Again, as explained by ETNZ, the added mass (approx three times that of an AC50) actually makes the yacht more powerful at higher speeds, even though the lighter AC50 is quicker on the foils in lighter winds initially.
So it could be argued that adopting the monohull is solving a problem that didn’t need solving: a catamaran is already known to be a good option for a foiling race boat. Being light, stiff and carrying no parasitic ballast weight, with wetted area and drag that reduces by half with a small increase in heel angle, the multihull option is hard to beat.
Why not just stick the new, double- skin mainsails on the AC50S and solve the one big negative aspect of operating those cats?
The counter-argument goes along the Kennedy-esque lines of ‘we do this – and the other things – not because they are easy, but because they are hard’. Why dismiss what the future of monohull sailing might become?
At some point in the future displacement sailing will be seen in the same light as square-riggers and old gaffers – a quaint, sepia-toned nostalgic indulgence. The real business of sailing efficiently (because burning fossil fuel will be outdated too) will be foiling, no matter what the configuration of vessel.
Now, I’m not saying the cruising yacht of the future will look like an AC75, but just as the Wright Brothers’ Kittyhawk bears little resemblance to a Gulfstream corporate jet, or the Model T Ford to a Formula 1 car, both can trace their lineage back to those points in time. We can identify the steps on the way that were necessary to reach the current state of design.
We’re only at the beginning of this particular evolutionary journey.
THE AC75 RULE – A LOOK UNDER THE HOOD
It returns to a box rule as we had before the AC50 cat, in which a box of dimensions sets the envelope, and teams optimise their design within that envelope.
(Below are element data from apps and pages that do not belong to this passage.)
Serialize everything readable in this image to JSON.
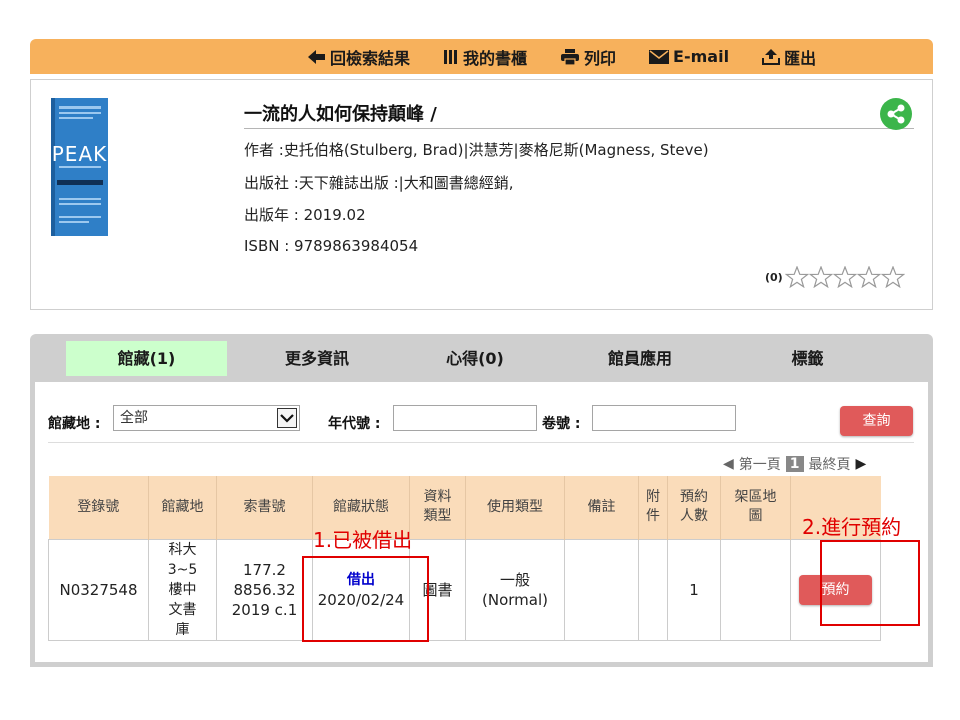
{
  "toolbar": {
    "items": [
      {
        "label": "回檢索結果",
        "icon": "arrow-left-icon"
      },
      {
        "label": "我的書櫃",
        "icon": "bookshelf-icon"
      },
      {
        "label": "列印",
        "icon": "printer-icon"
      },
      {
        "label": "E-mail",
        "icon": "envelope-icon"
      },
      {
        "label": "匯出",
        "icon": "export-icon"
      }
    ]
  },
  "record": {
    "title": "一流的人如何保持顛峰 /",
    "author": "作者 :史托伯格(Stulberg, Brad)|洪慧芳|麥格尼斯(Magness, Steve)",
    "publisher": "出版社 :天下雜誌出版 :|大和圖書總經銷,",
    "year": "出版年 : 2019.02",
    "isbn": "ISBN : 9789863984054",
    "rating_count": "(0)",
    "stars": 0,
    "cover": {
      "brand": "PEAK",
      "subtitle": "一流的人如何保持顛峰",
      "color": "#2f7fc7"
    }
  },
  "tabs": [
    {
      "label": "館藏(1)",
      "active": true
    },
    {
      "label": "更多資訊",
      "active": false
    },
    {
      "label": "心得(0)",
      "active": false
    },
    {
      "label": "館員應用",
      "active": false
    },
    {
      "label": "標籤",
      "active": false
    }
  ],
  "filters": {
    "location_label": "館藏地 :",
    "location_value": "全部",
    "year_label": "年代號 :",
    "volume_label": "卷號 :",
    "query_button": "查詢"
  },
  "pager": {
    "first": "第一頁",
    "current": "1",
    "last": "最終頁"
  },
  "table": {
    "headers": [
      "登錄號",
      "館藏地",
      "索書號",
      "館藏狀態",
      "資料類型",
      "使用類型",
      "備註",
      "附件",
      "預約人數",
      "架區地圖",
      ""
    ],
    "row": {
      "accession": "N0327548",
      "location": "科大3~5樓中文書庫",
      "call_number": "177.2 8856.32 2019 c.1",
      "status": "借出",
      "due_date": "2020/02/24",
      "material_type": "圖書",
      "usage_type": "一般(Normal)",
      "note": "",
      "attachment": "",
      "reservations": "1",
      "shelf_map": "",
      "reserve_button": "預約"
    }
  },
  "annotations": {
    "borrowed": "1.已被借出",
    "reserve": "2.進行預約"
  },
  "colors": {
    "toolbar": "#f7b15c",
    "accent_red": "#e05a5a",
    "annotation_red": "#e00000",
    "active_tab": "#ccffcc",
    "table_header": "#fadcba",
    "share": "#3bb54a"
  }
}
This ensures closeness of racing, by limiting how far a team can depart from the rest of the fleet while leaving enough room for creativity (and cunning) to play a role.
Some parts are specified in their geometry (such as the rig) and some are supplied (such as the foil arms) to limit the degree of spending – both in terms of money and design hours – allowing teams to focus on the areas that do make the biggest difference.
The hull length is set at 20.7m (68ft) plus a 2.16m bowsprit, taking the length to 22.86m (75ft). Beam is set at between 4.8m and 5.0m. The weight (ex- crew) is set at 6,195kg, while the D- section mast is 26.5m long.
The pivot points for the foils are set at 4.10m apart and 0.52m above the measurement water plane (MWP) within a zone 10m to 12m from the transom reference plane (TRP).
Foils may only cant through a range that does not cross the centre line, but there is no outboard limit other than that set by the allowable range of articulation of the Foil Cant System (FCS).
Unlike the AC50S, foil rake is not adjustable. Foil forces are varied by changing the global angle of the yacht (by raking a single 3m-wide rudder T-foil) and adjusting a trailing-edge foil flap to induce camber.
The foil arms are supplied, as are the batteries and rams in the FCS, but foil wings and foil tabs are open in terms of design and must fall within a boxed area that limits span to 4m and chord to 1.1m.
Foil wing/flap assemblies must be symmetrical about the foil arm and weigh around 1,150kg each. These form a ballast keel to hold the
RIGHT Articulated foils ensure the AC75 will be selfrighting in the event of a capsize.